As Langston Hughes said: "My motto, As I live and learn, Is dig and be dug in return."
My path as a writer has been erratic, to say the least. I started writing in school and have never stopped, but my career has largely been about other people's writing. I was surprised to find out, back in 1997, that I really liked working on other people's writing. My parents are both voracious readers, my mom is a poet and writer, and my dad is an editor, so maybe it is in my blood!
I started writing professionally by writing plays and acting in them. Enter Russel, my life partner and co-conspirator in all things, and soon I was editing a literary journal of writing about Baja California, where we were living on our sailboat.
That labor of love led me to Sunbelt Publications, where I spent over a decade happily editing, packaging, and marketing books about Mexico and the SW U.S. That was fun and challenging, but as Editor-in-Chief I was soon spending more time with P&L statements and budgets than books and authors.
On my own as a freelancer since 2011, I got back to editing books which was, and continues to be, a joy to me. I love helping writers figure out how to "tune out the static" to bring in the clear message behind the obscurity of too many words.

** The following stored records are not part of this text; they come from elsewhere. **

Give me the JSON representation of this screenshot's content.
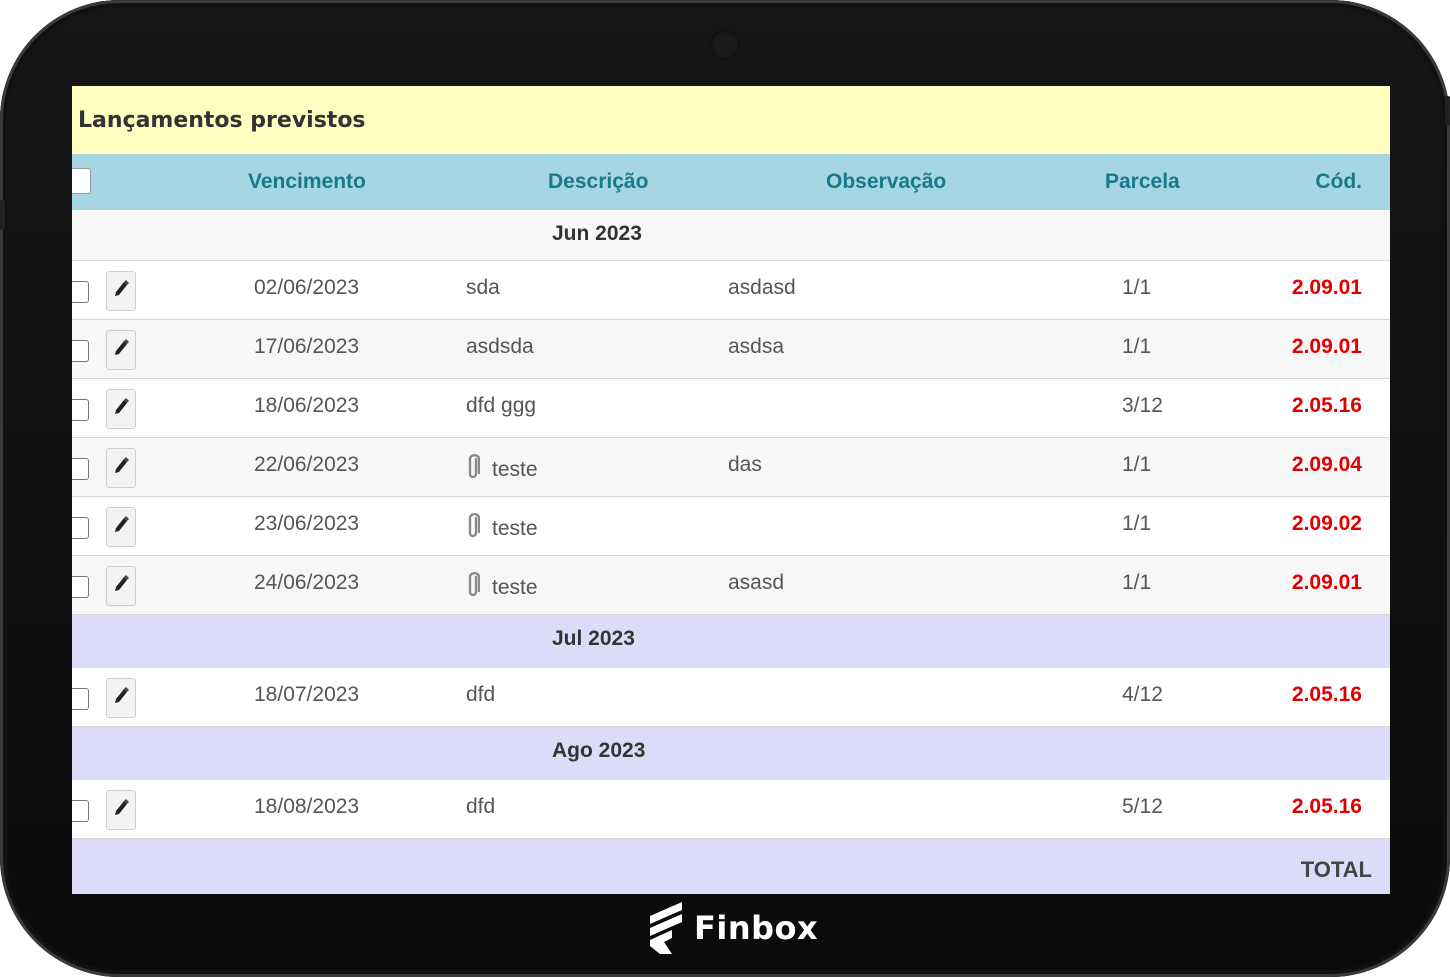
{
  "brand": {
    "name": "Finbox",
    "icon": "finbox-logo-icon"
  },
  "panel": {
    "title": "Lançamentos previstos"
  },
  "columns": {
    "vencimento": "Vencimento",
    "descricao": "Descrição",
    "observacao": "Observação",
    "parcela": "Parcela",
    "cod": "Cód."
  },
  "groups": [
    {
      "label": "Jun 2023",
      "rows": [
        {
          "vencimento": "02/06/2023",
          "descricao": "sda",
          "observacao": "asdasd",
          "parcela": "1/1",
          "cod": "2.09.01",
          "attachment": false
        },
        {
          "vencimento": "17/06/2023",
          "descricao": "asdsda",
          "observacao": "asdsa",
          "parcela": "1/1",
          "cod": "2.09.01",
          "attachment": false
        },
        {
          "vencimento": "18/06/2023",
          "descricao": "dfd ggg",
          "observacao": "",
          "parcela": "3/12",
          "cod": "2.05.16",
          "attachment": false
        },
        {
          "vencimento": "22/06/2023",
          "descricao": "teste",
          "observacao": "das",
          "parcela": "1/1",
          "cod": "2.09.04",
          "attachment": true
        },
        {
          "vencimento": "23/06/2023",
          "descricao": "teste",
          "observacao": "",
          "parcela": "1/1",
          "cod": "2.09.02",
          "attachment": true
        },
        {
          "vencimento": "24/06/2023",
          "descricao": "teste",
          "observacao": "asasd",
          "parcela": "1/1",
          "cod": "2.09.01",
          "attachment": true
        }
      ]
    },
    {
      "label": "Jul 2023",
      "rows": [
        {
          "vencimento": "18/07/2023",
          "descricao": "dfd",
          "observacao": "",
          "parcela": "4/12",
          "cod": "2.05.16",
          "attachment": false
        }
      ]
    },
    {
      "label": "Ago 2023",
      "rows": [
        {
          "vencimento": "18/08/2023",
          "descricao": "dfd",
          "observacao": "",
          "parcela": "5/12",
          "cod": "2.05.16",
          "attachment": false
        }
      ]
    }
  ],
  "footer": {
    "total_label": "TOTAL"
  },
  "colors": {
    "title_bg": "#ffffc2",
    "header_bg": "#a6d6e4",
    "header_text": "#177a89",
    "group_bg_first": "#f7f7f7",
    "group_bg": "#dcdcfa",
    "code_text": "#e00000"
  }
}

I have recently discovered again just how fulfilling it is to help "birth" a book by being involved from the beginning of a book's journey. My most recent "book baby," The Dining Car by Eric Peterson, just won the Gold Medal for Popular Fiction at the national IBPA Ben Franklin awards and I am so darn proud. (It's like your kid getting Student of the Year!)
Along the way, I started teaching. I started by sharing what I was, by then, an expert in—writing great query letters to editors and publishers. Soon I was teaching a popular pitch class at the Southern California Writers Conference, and I quickly joined the SCWC staff. I teach different classes there in conference and each one is better than the last!
Another home I found as an instructor was at San Diego Writers, Ink (SDWI). Over the years, I have taught classes in everything from writing YA to crafting exciting expository. For a San Diegan like myself, SDWI represents a unique resource for our writing community, with classes happening nearly every day somewhere in the city. Mostly they happen at the wonderful Ink Spot in Point Loma's expansive Liberty Station.
I love SDWI and have supported the non-profit for years. This May I'll once again be participating in their annual Blazing Laptops fundraising event at the Ink Spot. Here is the link to my Blazing Laptops page, should you want to donate. I promise to write all day and to keep sharing whatever knowledge about writing I have with new and emerging writers.
I am so lucky to be part of a wonderful community, not just SCWC and SDWI but the world-wide community of artists who have something to say, and want to share it with the world.